The coming into force of EU Regulation 536/2014, which will be directly applicable in our country, and Royal Decree 1090/2015 that adapts the Spanish legislation to the new situation is a step toward harmonisation in clinical trial legislation in the European Union. It will simplify the authorisation and the notification of unexpected serious adverse events procedures; it will decrease the administrative burden and response times by the AEMPS and CEIm, possibly bolstering our country’s competitiveness and European research as a whole, with the aim of speeding up the availability of new drugs on the market and the optimal use of medicinal products for new indications. In addition, the coordinated assessment of clinical trials will probably enhance the scientific quality of the assessments, as it will foster the debate between the different European agencies and between the agencies and CEIm. Another crucial aspect is the increase in transparency, since clinical trial data accessibility for the general public in general and the stimulation of cooperation among the Member States in assessing safety will strengthen the system of guarantees.
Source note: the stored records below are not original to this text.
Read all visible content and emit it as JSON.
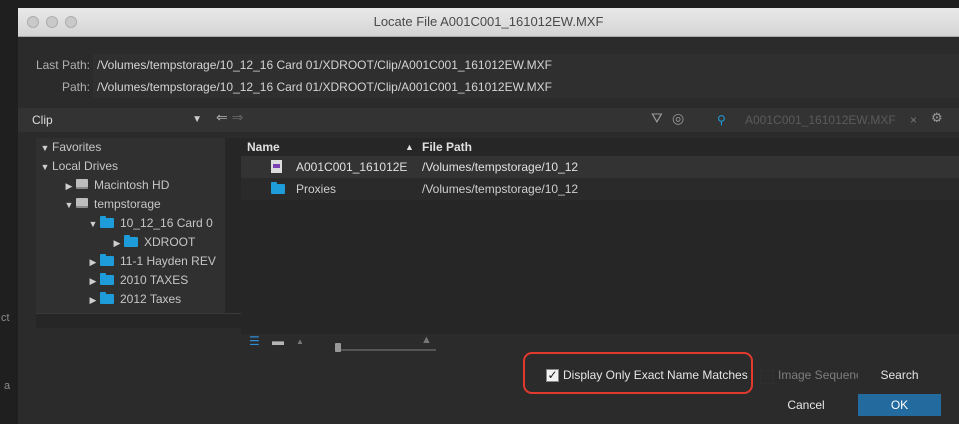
{
  "window": {
    "title": "Locate File A001C001_161012EW.MXF"
  },
  "paths": {
    "last_path_label": "Last Path:",
    "last_path_value": "/Volumes/tempstorage/10_12_16 Card 01/XDROOT/Clip/A001C001_161012EW.MXF",
    "path_label": "Path:",
    "path_value": "/Volumes/tempstorage/10_12_16 Card 01/XDROOT/Clip/A001C001_161012EW.MXF"
  },
  "toolbar": {
    "location_dropdown": "Clip",
    "search_value": "A001C001_161012EW.MXF"
  },
  "tree": {
    "favorites": "Favorites",
    "local_drives": "Local Drives",
    "items": [
      {
        "label": "Macintosh HD",
        "type": "drive",
        "expanded": false
      },
      {
        "label": "tempstorage",
        "type": "drive",
        "expanded": true
      },
      {
        "label": "10_12_16 Card 0",
        "type": "folder",
        "expanded": true
      },
      {
        "label": "XDROOT",
        "type": "folder",
        "expanded": false
      },
      {
        "label": "11-1 Hayden REV",
        "type": "folder",
        "expanded": false
      },
      {
        "label": "2010 TAXES",
        "type": "folder",
        "expanded": false
      },
      {
        "label": "2012 Taxes",
        "type": "folder",
        "expanded": false
      }
    ]
  },
  "files": {
    "columns": [
      "Name",
      "File Path"
    ],
    "rows": [
      {
        "name": "A001C001_161012E",
        "path": "/Volumes/tempstorage/10_12",
        "icon": "mxf-file-icon"
      },
      {
        "name": "Proxies",
        "path": "/Volumes/tempstorage/10_12",
        "icon": "folder-icon"
      }
    ]
  },
  "options": {
    "exact_match_label": "Display Only Exact Name Matches",
    "exact_match_checked": true,
    "image_sequence_label": "Image Sequence"
  },
  "buttons": {
    "search": "Search",
    "cancel": "Cancel",
    "ok": "OK"
  },
  "colors": {
    "accent_blue": "#1e9bd9",
    "ok_button": "#236a9f",
    "highlight_outline": "#e03a2f"
  }
}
Last but not least, non-commercial research will probably be stimulated by means of the inclusion of a monitoring strategy and compensations system which is proportionate to the risks for subjects. It might be deemed insufficient, but there is no doubt that it is the first step toward the recognition of the fact that the risk for subjects participating in certain studies does not differ substantially from that of routine clinical practice. Of course, progress in this sense cannot make without the collaboration of all the social stakeholders involved.